Yes. The money implied that the man he was going to be asked to kill was someone important. This would be no easy assassination: no quick dagger between the ribs in a tavern when all others were so drunk they wouldn’t notice the corpse till morning; nor a thong whipped about an unsuspecting throat and the body allowed to slip into the river to float off downstream in the dark. This was more likely to be an attack that would risk his own neck.

And yet he could not afford to throw away such an opportunity. Oh, he could put bread on the table and wine in the cup when he wanted, but life without the little luxuries was empty. Women, choice meats, new clothes, perhaps a hawk again … there were so many little things he could desire.
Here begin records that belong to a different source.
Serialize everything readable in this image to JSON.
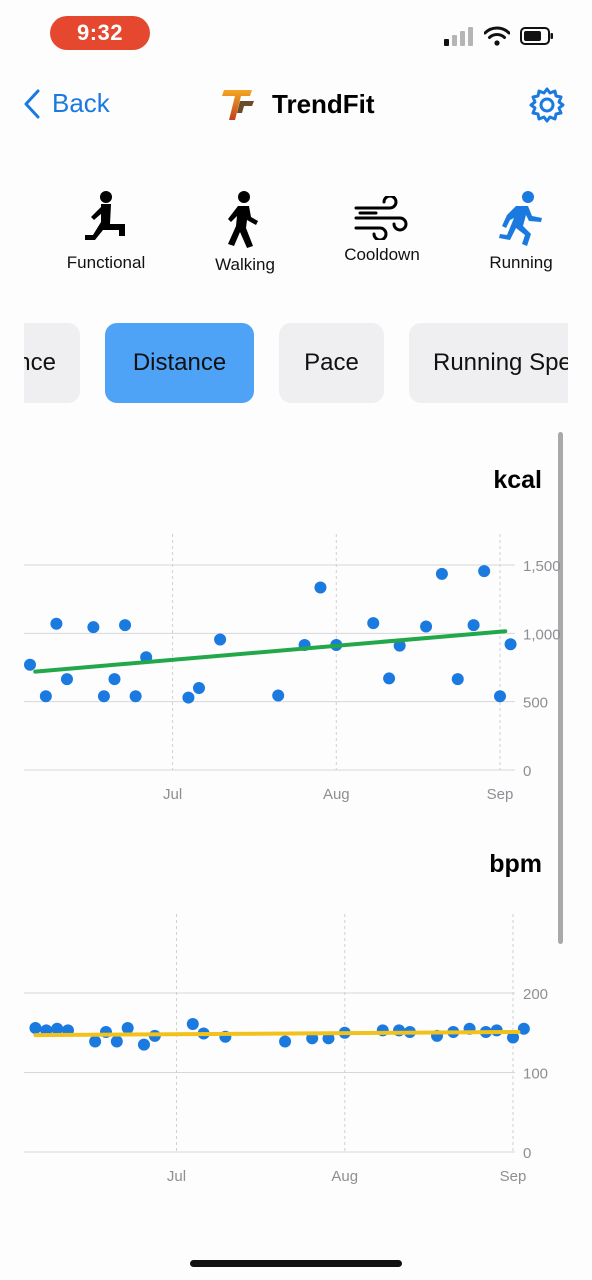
{
  "status": {
    "time": "9:32"
  },
  "nav": {
    "back_label": "Back",
    "title": "TrendFit"
  },
  "activities": [
    {
      "label": "Functional",
      "icon": "functional-training-icon"
    },
    {
      "label": "Walking",
      "icon": "walking-icon"
    },
    {
      "label": "Cooldown",
      "icon": "wind-icon"
    },
    {
      "label": "Running",
      "icon": "running-icon"
    }
  ],
  "tabs": [
    {
      "label": "nce"
    },
    {
      "label": "Distance",
      "active": true
    },
    {
      "label": "Pace"
    },
    {
      "label": "Running Spe"
    }
  ],
  "colors": {
    "accent": "#1a7ae0",
    "active_tab": "#4fa3f7",
    "point": "#1a7ae0",
    "trend_kcal": "#22a84a",
    "trend_bpm": "#f1c21b",
    "time_pill": "#e5482f"
  },
  "chart_data": [
    {
      "type": "scatter",
      "title": "kcal",
      "x_ticks": [
        "Jul",
        "Aug",
        "Sep"
      ],
      "y_ticks": [
        "0",
        "500",
        "1,000",
        "1,500"
      ],
      "ylim": [
        0,
        1500
      ],
      "xlim": [
        "2024-06-04",
        "2024-09-04"
      ],
      "grid": true,
      "points": [
        {
          "x": "2024-06-04",
          "y": 770
        },
        {
          "x": "2024-06-07",
          "y": 540
        },
        {
          "x": "2024-06-09",
          "y": 1070
        },
        {
          "x": "2024-06-11",
          "y": 665
        },
        {
          "x": "2024-06-16",
          "y": 1045
        },
        {
          "x": "2024-06-18",
          "y": 540
        },
        {
          "x": "2024-06-20",
          "y": 665
        },
        {
          "x": "2024-06-22",
          "y": 1060
        },
        {
          "x": "2024-06-24",
          "y": 540
        },
        {
          "x": "2024-06-26",
          "y": 825
        },
        {
          "x": "2024-07-04",
          "y": 530
        },
        {
          "x": "2024-07-06",
          "y": 600
        },
        {
          "x": "2024-07-10",
          "y": 955
        },
        {
          "x": "2024-07-21",
          "y": 545
        },
        {
          "x": "2024-07-26",
          "y": 915
        },
        {
          "x": "2024-07-29",
          "y": 1335
        },
        {
          "x": "2024-08-01",
          "y": 915
        },
        {
          "x": "2024-08-08",
          "y": 1075
        },
        {
          "x": "2024-08-11",
          "y": 670
        },
        {
          "x": "2024-08-13",
          "y": 910
        },
        {
          "x": "2024-08-18",
          "y": 1050
        },
        {
          "x": "2024-08-21",
          "y": 1435
        },
        {
          "x": "2024-08-24",
          "y": 665
        },
        {
          "x": "2024-08-27",
          "y": 1060
        },
        {
          "x": "2024-08-29",
          "y": 1455
        },
        {
          "x": "2024-09-01",
          "y": 540
        },
        {
          "x": "2024-09-03",
          "y": 920
        }
      ],
      "trend": {
        "from": {
          "x": "2024-06-05",
          "y": 720
        },
        "to": {
          "x": "2024-09-02",
          "y": 1015
        }
      }
    },
    {
      "type": "scatter",
      "title": "bpm",
      "x_ticks": [
        "Jul",
        "Aug",
        "Sep"
      ],
      "y_ticks": [
        "0",
        "100",
        "200"
      ],
      "ylim": [
        0,
        200
      ],
      "xlim": [
        "2024-06-04",
        "2024-09-04"
      ],
      "grid": true,
      "points": [
        {
          "x": "2024-06-05",
          "y": 156
        },
        {
          "x": "2024-06-07",
          "y": 153
        },
        {
          "x": "2024-06-09",
          "y": 155
        },
        {
          "x": "2024-06-11",
          "y": 153
        },
        {
          "x": "2024-06-16",
          "y": 139
        },
        {
          "x": "2024-06-18",
          "y": 151
        },
        {
          "x": "2024-06-20",
          "y": 139
        },
        {
          "x": "2024-06-22",
          "y": 156
        },
        {
          "x": "2024-06-25",
          "y": 135
        },
        {
          "x": "2024-06-27",
          "y": 146
        },
        {
          "x": "2024-07-04",
          "y": 161
        },
        {
          "x": "2024-07-06",
          "y": 149
        },
        {
          "x": "2024-07-10",
          "y": 145
        },
        {
          "x": "2024-07-21",
          "y": 139
        },
        {
          "x": "2024-07-26",
          "y": 143
        },
        {
          "x": "2024-07-29",
          "y": 143
        },
        {
          "x": "2024-08-01",
          "y": 150
        },
        {
          "x": "2024-08-08",
          "y": 153
        },
        {
          "x": "2024-08-11",
          "y": 153
        },
        {
          "x": "2024-08-13",
          "y": 151
        },
        {
          "x": "2024-08-18",
          "y": 146
        },
        {
          "x": "2024-08-21",
          "y": 151
        },
        {
          "x": "2024-08-24",
          "y": 155
        },
        {
          "x": "2024-08-27",
          "y": 151
        },
        {
          "x": "2024-08-29",
          "y": 153
        },
        {
          "x": "2024-09-01",
          "y": 144
        },
        {
          "x": "2024-09-03",
          "y": 155
        }
      ],
      "trend": {
        "from": {
          "x": "2024-06-05",
          "y": 147
        },
        "to": {
          "x": "2024-09-02",
          "y": 151
        }
      }
    }
  ]
}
A twinge made him shift his position. At eight and forty years, he was growing old. He had endured too many campaigns, too many cold nights sleeping rough on the damp ground, too many mornings waking with a sore head and a purse emptied by a whore’s pimp. Perhaps one more kill could earn him enough to survive a little longer. Others he’d known were living rich lives with great houses and servants. He’d heard tell of a comrade who’d been made Sergeant of a castle for the King. Others were granted corrodies in convents, where they would live out their lives in relative comfort with a gallon of ale a day. Perhaps he could too.

They were past the Great Hall itself now, and soon they passed the last jetty and the dock, and all he could see on the bank was the low-lying lands which swept back and up to the roadway. Merchants and lawyers kept small houses out in the waste beyond the island, but there were few here, at the riverbank. The land was too soggy and prone to flood this close to the Thames. There was just a scattering of rough dwellings for some of the servants of the court and lay brothers of the Abbey. Through them all cut the King’s Street, which headed northwards along the line of the Thames until it joined up with the Straunde and thence Fleet Street.
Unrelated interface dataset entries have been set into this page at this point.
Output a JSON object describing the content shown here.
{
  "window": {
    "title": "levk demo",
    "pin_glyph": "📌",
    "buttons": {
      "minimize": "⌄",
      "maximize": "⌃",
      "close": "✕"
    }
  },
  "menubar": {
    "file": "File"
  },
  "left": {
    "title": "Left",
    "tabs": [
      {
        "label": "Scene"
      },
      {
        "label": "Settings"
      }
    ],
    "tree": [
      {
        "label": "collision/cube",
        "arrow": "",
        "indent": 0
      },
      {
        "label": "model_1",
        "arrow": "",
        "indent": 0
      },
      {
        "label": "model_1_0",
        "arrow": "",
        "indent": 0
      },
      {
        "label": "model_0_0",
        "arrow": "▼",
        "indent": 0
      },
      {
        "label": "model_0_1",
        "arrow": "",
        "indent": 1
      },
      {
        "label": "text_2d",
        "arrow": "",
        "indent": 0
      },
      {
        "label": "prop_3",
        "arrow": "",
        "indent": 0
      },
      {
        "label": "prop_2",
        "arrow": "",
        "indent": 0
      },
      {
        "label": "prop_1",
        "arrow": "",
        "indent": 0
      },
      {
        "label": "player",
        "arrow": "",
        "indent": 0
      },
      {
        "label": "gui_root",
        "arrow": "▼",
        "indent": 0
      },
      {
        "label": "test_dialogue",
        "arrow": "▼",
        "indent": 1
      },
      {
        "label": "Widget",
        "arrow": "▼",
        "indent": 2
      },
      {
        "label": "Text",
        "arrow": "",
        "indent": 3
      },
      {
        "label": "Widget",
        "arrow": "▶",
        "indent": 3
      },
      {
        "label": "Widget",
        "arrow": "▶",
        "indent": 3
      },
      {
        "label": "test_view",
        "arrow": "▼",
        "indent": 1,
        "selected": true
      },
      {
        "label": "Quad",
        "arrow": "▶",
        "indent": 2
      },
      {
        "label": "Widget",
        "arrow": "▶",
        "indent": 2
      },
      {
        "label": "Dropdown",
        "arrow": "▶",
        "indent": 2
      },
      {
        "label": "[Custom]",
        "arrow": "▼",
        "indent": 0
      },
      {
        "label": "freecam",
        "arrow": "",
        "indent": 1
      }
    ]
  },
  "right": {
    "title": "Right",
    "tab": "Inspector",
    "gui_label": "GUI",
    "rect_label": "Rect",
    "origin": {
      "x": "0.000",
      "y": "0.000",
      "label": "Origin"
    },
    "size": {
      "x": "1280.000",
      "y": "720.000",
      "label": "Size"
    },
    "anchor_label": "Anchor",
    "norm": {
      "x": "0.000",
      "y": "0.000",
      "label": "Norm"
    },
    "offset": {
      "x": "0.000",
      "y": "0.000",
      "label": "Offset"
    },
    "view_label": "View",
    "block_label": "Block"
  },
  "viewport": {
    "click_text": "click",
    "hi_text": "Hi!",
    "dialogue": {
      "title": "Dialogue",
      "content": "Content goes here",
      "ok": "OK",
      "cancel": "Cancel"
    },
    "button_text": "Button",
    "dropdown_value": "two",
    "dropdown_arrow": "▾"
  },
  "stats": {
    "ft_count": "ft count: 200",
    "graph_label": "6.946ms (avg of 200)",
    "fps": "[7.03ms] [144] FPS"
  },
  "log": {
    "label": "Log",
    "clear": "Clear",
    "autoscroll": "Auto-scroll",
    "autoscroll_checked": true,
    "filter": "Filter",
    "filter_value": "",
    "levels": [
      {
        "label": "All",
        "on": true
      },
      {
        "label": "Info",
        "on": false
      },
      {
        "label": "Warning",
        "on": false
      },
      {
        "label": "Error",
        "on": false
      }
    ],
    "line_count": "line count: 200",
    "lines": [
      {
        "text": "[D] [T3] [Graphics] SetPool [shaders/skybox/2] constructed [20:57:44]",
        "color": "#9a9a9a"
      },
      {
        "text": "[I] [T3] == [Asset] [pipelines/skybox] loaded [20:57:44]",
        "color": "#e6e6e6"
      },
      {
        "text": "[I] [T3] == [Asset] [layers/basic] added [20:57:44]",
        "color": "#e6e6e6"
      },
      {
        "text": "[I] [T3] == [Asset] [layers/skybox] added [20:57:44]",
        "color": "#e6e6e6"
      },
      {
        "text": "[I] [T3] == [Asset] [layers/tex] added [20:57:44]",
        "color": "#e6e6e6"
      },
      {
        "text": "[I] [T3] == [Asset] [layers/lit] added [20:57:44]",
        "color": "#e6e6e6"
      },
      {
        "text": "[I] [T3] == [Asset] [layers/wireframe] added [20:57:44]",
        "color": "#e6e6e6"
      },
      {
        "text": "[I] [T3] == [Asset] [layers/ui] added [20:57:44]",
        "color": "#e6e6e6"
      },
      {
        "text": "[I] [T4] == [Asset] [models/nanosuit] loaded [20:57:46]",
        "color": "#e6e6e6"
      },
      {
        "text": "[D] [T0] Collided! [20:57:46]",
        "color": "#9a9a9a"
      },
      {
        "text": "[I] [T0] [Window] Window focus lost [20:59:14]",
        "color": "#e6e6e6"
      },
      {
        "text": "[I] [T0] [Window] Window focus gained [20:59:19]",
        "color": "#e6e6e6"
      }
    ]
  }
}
When he had been here last, maybe fifteen years ago, houses were thinner on the ground, but now he could see that the area was much more built up. It was natural enough. Since the Exchequer had moved here from Winchester, a lot more people needed access to the place. Now it looked as though all the spaces between here and London were gradually filling.
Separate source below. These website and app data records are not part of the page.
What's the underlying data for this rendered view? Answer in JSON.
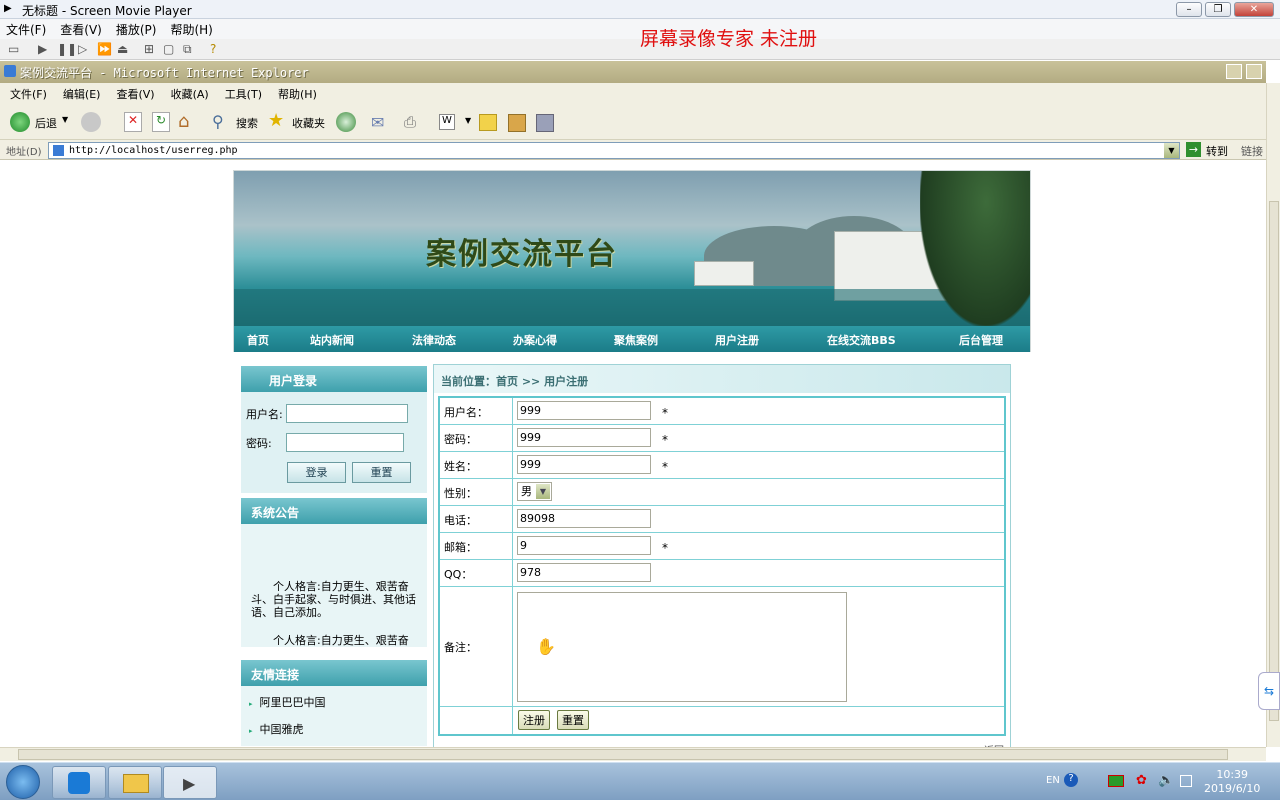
{
  "player": {
    "title": "无标题 - Screen Movie Player",
    "menu": [
      "文件(F)",
      "查看(V)",
      "播放(P)",
      "帮助(H)"
    ],
    "watermark": "屏幕录像专家  未注册"
  },
  "browser": {
    "title": "案例交流平台 - Microsoft Internet Explorer",
    "menu": [
      "文件(F)",
      "编辑(E)",
      "查看(V)",
      "收藏(A)",
      "工具(T)",
      "帮助(H)"
    ],
    "toolbar": {
      "back": "后退",
      "search": "搜索",
      "favorites": "收藏夹"
    },
    "address": {
      "label": "地址(D)",
      "url": "http://localhost/userreg.php",
      "go": "转到",
      "links": "链接"
    }
  },
  "site": {
    "title": "案例交流平台",
    "nav": [
      "首页",
      "站内新闻",
      "法律动态",
      "办案心得",
      "聚焦案例",
      "用户注册",
      "在线交流BBS",
      "后台管理"
    ]
  },
  "login": {
    "heading": "用户登录",
    "user_label": "用户名:",
    "pass_label": "密码:",
    "login_btn": "登录",
    "reset_btn": "重置"
  },
  "notice": {
    "heading": "系统公告",
    "items": [
      "个人格言:自力更生、艰苦奋斗、白手起家、与时俱进、其他话语、自己添加。",
      "个人格言:自力更生、艰苦奋斗、白手起家、与时俱进、其他话语、自己添加。"
    ]
  },
  "links": {
    "heading": "友情连接",
    "items": [
      "阿里巴巴中国",
      "中国雅虎"
    ]
  },
  "register": {
    "breadcrumb": "当前位置：首页  >> 用户注册",
    "fields": {
      "username": {
        "label": "用户名：",
        "value": "999",
        "required": "*"
      },
      "password": {
        "label": "密码：",
        "value": "999",
        "required": "*"
      },
      "name": {
        "label": "姓名：",
        "value": "999",
        "required": "*"
      },
      "gender": {
        "label": "性别：",
        "value": "男"
      },
      "phone": {
        "label": "电话：",
        "value": "89098"
      },
      "email": {
        "label": "邮箱：",
        "value": "9",
        "required": "*"
      },
      "qq": {
        "label": "QQ：",
        "value": "978"
      },
      "remark": {
        "label": "备注：",
        "value": ""
      }
    },
    "submit": "注册",
    "reset": "重置",
    "back": "返回"
  },
  "taskbar": {
    "lang": "EN",
    "time": "10:39",
    "date": "2019/6/10"
  }
}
But after a scant eighth of a mile, the rough houses gave way to substantial properties. These were owned by the rich, the men who would rule the land, those with power residing in their armed men, and those who would command a man’s heart and soul. He could remember these houses. That was the Archbishop of York’s, and beyond it he could see the Savoy, the palace of the Duke of Lancaster, with its new wall and castellations — and then came the mansions: first the Bishop of Norwich’s, then the Bishop of Durham’s, the Bishop of Carlisle’s, the Bishop of Bath and Wells’s — and the Bishop of Exeter’s. And then, last of all for him today, was this enormous place.

It was a strong site. Standing just west of the River Fleet, it lay behind a ditch and wall. From here on the river it was impossible to see much inside the precinct, but it didn’t matter. He looked up at the walls as the water gate opened; and thought to himself that they were daunting. Entering here was like being pulled in through Traitor’s Gate at the Tower; the idea made him shiver.

As the gate closed, he saw a flaming torch coming down steps slick with water; two men were approaching. The boat stopped at the jetty and he sat for a moment, eyeing them with that expanding sensation in his belly he recognised so welclass="underline" pure, simple fear. So often in his life he had known that feeling. It was in part a mark of his existence. There were always men about who wanted to kill him for what he had done, or for what he planned.

Not today, though. He stood, letting the old cloak fall away and looked about him.

‘Jack atte Hedge? My Lord Despenser waits for you,’ a man said.